MCPS allocates $40 million to new Boxlight screens while no building renovations in sight


Photo by Carter Jones

The Boxlight screen in teacher Evva Starr’s room displays assignments for students’ reference.

You are walking through Wootton, one of the top 10 high schools in Maryland and you see a moldy, crumbling ceiling or exposed pipes. Students have been complaining about the old and outdated features for years, yet the school has not seen a renovation or update in almost 20 years. Recently, MCPS has spent upwards of $40 million purchasing new Boxlight screens for classrooms, but a stable fund or a plan for renovations and upgrades is still nowhere in sight. 

Those who believe that the money was well spent may believe that the Promethean boards the school received almost 10 years ago are outdated and are beginning to break; this is hindering the speed, efficiency and productivity at which students can learn and will continue to slow down students. They feel that this will bring down test scores and the success of the students, as well as bring down the school’s rating. In certain cases, teachers don’t have a Promethean board, but instead a screen projector. The new Boxlight screens are also considered to be easier for teachers to use.  

It is fair to say that Promethean boards tend to have technological issues and that simple screen projectors are certainly difficult to use and learn from. In those specific cases, fewer Boxlight could have been purchased for the teachers that really need them for the benefit of their students and themselves. More money would be leftover in the budget and the money not spent on new technology could have been put towards a renovation fund. 

Like any new technology in the world, it takes time to fully figure out how to make it work and to understand all of its functions. Figuring out how to work the board and its other functions will take up class time as well as the teachers’ valuable time, which could be spent on teaching or grading. 

Without new renovations, the safety of students also becomes more and more compromised. Soon enough, certain classes and areas of the school will become unusable and simply unsafe for students and staff. In the weight room, for example, there are multiple collapsed ceiling tiles, clumps of dust and chunks of what seems to be broken ceiling parts laying around the room. When students feel like the environment that they learn in is unsafe and potentially life-threatening, they won’t want to come to school at all and will even feel let down and uncared for by the staff. 

Overall, it simply comes down to what one believes is more important, the safety of the students versus the aesthetic level of our school.
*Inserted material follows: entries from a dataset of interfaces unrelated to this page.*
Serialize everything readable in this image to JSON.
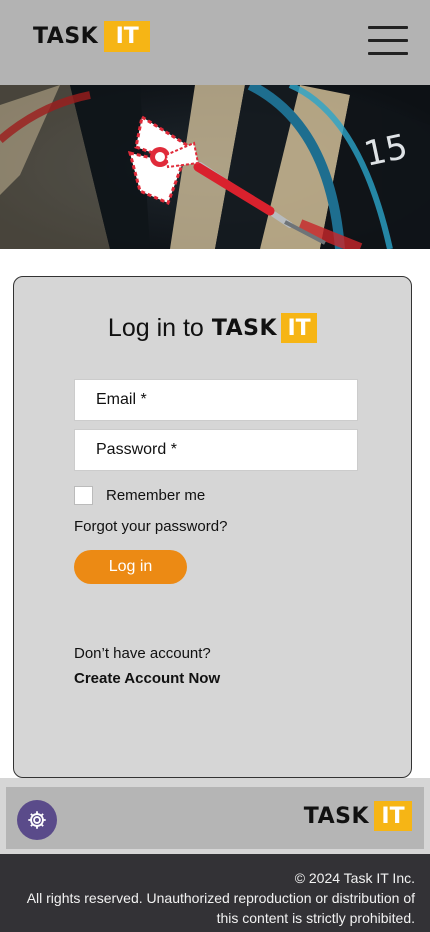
{
  "header": {
    "logo_word": "TASK",
    "logo_box": "IT",
    "menu_icon": "hamburger-menu-icon"
  },
  "hero": {
    "dartboard_number": "15"
  },
  "login": {
    "title_lead": "Log in to",
    "logo_word": "TASK",
    "logo_box": "IT",
    "email_placeholder": "Email *",
    "password_placeholder": "Password *",
    "remember_label": "Remember me",
    "forgot_label": "Forgot your password?",
    "login_button": "Log in",
    "no_account_text": "Don’t have account?",
    "create_account": "Create Account Now"
  },
  "footer": {
    "settings_icon": "gear-icon",
    "logo_word": "TASK",
    "logo_box": "IT"
  },
  "copyright": {
    "line1": "© 2024 Task IT Inc.",
    "line2": "All rights reserved. Unauthorized reproduction or distribution of this content is strictly prohibited."
  },
  "colors": {
    "accent_yellow": "#f6b515",
    "button_orange": "#ec8a14",
    "settings_purple": "#5a4b8a",
    "header_gray": "#b3b3b3",
    "card_gray": "#d6d6d6",
    "copyright_bg": "#333236"
  }
}
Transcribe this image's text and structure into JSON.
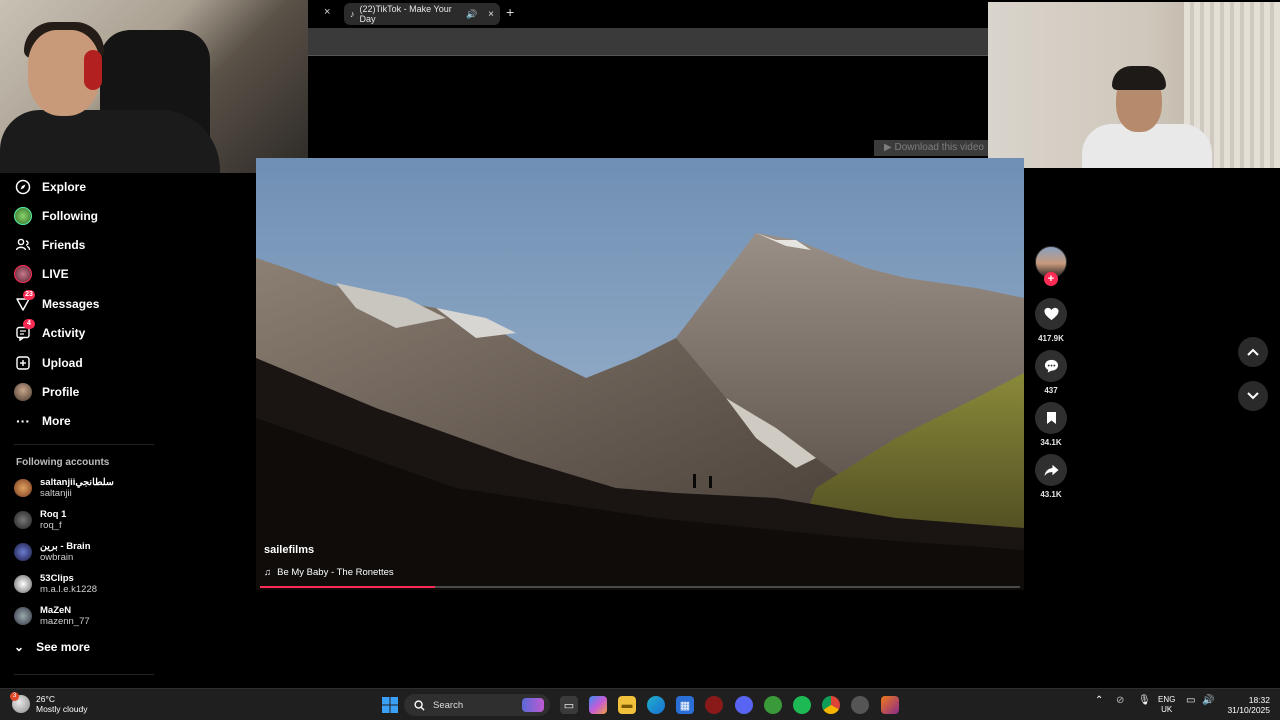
{
  "browser": {
    "tab_title": "(22)TikTok - Make Your Day",
    "close_glyph": "×",
    "new_tab_glyph": "+",
    "download_banner": "▶ Download this video"
  },
  "sidebar": {
    "nav": [
      {
        "label": "Explore",
        "icon": "explore-icon"
      },
      {
        "label": "Following",
        "icon": "following-avatar"
      },
      {
        "label": "Friends",
        "icon": "friends-icon"
      },
      {
        "label": "LIVE",
        "icon": "live-avatar"
      },
      {
        "label": "Messages",
        "icon": "messages-icon",
        "badge": "23"
      },
      {
        "label": "Activity",
        "icon": "activity-icon",
        "badge": "4"
      },
      {
        "label": "Upload",
        "icon": "upload-icon"
      },
      {
        "label": "Profile",
        "icon": "profile-avatar"
      },
      {
        "label": "More",
        "icon": "more-icon"
      }
    ],
    "following_title": "Following accounts",
    "accounts": [
      {
        "display": "saltanjiiسلطانجي",
        "user": "saltanjii"
      },
      {
        "display": "Roq 1",
        "user": "roq_f"
      },
      {
        "display": "برين - Brain",
        "user": "owbrain"
      },
      {
        "display": "53Clips",
        "user": "m.a.l.e.k1228"
      },
      {
        "display": "MaZeN",
        "user": "mazenn_77"
      }
    ],
    "see_more": "See more"
  },
  "video": {
    "author": "sailefilms",
    "music": "Be My Baby - The Ronettes",
    "music_icon": "♫",
    "progress": 0.23
  },
  "actions": {
    "follow_plus": "+",
    "likes": "417.9K",
    "comments": "437",
    "saves": "34.1K",
    "shares": "43.1K"
  },
  "taskbar": {
    "weather_temp": "26°C",
    "weather_desc": "Mostly cloudy",
    "weather_badge": "3",
    "search_label": "Search",
    "lang_top": "ENG",
    "lang_bottom": "UK",
    "time": "18:32",
    "date": "31/10/2025"
  },
  "colors": {
    "accent": "#fe2c55",
    "background": "#000000",
    "taskbar": "#1f1f1f"
  }
}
Until the school and board of education take action on this issue, the overall safety of students will become increasingly compromised and student morale will decrease. The student member of the board can be contacted at Hana_O’[email protected] with any questions or concerns.